* [Work to complete]: A single number is required: how many lines in the records below contain "닭가슴살".

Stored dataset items
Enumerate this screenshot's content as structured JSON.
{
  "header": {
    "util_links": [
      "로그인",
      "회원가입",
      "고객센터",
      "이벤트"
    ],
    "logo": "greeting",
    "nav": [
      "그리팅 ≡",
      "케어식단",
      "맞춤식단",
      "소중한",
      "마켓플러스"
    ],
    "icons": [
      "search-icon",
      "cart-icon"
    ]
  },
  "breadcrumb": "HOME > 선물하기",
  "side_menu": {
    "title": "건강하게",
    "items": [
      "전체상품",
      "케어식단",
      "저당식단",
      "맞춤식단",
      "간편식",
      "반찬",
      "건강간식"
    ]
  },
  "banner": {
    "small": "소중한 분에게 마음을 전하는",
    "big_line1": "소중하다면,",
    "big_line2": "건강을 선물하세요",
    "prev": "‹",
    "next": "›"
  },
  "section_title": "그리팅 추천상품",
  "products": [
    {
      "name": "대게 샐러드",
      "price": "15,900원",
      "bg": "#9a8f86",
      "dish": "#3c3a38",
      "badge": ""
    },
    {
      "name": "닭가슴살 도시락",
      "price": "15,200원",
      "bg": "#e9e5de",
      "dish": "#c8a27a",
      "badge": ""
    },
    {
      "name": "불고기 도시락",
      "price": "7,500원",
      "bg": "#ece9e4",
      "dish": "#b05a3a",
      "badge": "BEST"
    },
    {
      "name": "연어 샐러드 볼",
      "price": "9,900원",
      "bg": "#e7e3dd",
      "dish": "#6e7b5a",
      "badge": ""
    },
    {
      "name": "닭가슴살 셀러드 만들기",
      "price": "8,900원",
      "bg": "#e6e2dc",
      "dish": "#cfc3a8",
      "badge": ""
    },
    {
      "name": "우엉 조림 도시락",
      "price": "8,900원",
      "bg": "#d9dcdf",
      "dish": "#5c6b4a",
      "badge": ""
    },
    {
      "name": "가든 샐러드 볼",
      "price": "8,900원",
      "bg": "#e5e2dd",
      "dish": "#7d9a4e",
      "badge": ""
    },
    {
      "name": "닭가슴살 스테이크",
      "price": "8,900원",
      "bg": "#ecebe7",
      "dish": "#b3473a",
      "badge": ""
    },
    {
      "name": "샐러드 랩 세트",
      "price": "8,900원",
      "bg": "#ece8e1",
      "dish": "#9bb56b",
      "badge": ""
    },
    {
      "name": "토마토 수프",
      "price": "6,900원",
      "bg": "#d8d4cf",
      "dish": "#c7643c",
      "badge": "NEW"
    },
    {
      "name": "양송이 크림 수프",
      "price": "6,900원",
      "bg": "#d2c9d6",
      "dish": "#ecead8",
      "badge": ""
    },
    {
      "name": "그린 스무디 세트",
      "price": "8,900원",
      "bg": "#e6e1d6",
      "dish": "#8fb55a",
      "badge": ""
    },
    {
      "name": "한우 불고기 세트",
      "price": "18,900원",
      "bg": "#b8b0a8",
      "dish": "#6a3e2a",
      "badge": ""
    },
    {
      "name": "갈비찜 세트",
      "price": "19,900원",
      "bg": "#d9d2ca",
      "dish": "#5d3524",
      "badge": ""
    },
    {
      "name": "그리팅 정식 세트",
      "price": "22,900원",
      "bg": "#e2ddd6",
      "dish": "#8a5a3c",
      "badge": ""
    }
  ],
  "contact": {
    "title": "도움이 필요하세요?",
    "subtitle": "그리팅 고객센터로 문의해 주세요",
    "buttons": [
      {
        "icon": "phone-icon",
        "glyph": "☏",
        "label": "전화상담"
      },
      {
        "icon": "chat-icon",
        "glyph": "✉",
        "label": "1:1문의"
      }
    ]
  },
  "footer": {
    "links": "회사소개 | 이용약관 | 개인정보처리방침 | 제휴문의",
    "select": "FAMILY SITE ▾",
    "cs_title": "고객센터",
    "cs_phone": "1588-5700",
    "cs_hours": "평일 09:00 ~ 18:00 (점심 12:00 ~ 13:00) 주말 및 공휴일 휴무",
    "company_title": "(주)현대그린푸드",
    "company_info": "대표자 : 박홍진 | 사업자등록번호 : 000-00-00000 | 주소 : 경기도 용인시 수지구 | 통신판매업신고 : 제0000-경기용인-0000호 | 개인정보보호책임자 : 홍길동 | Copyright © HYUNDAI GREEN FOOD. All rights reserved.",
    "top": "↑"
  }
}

* [Answer for this exercise]: 3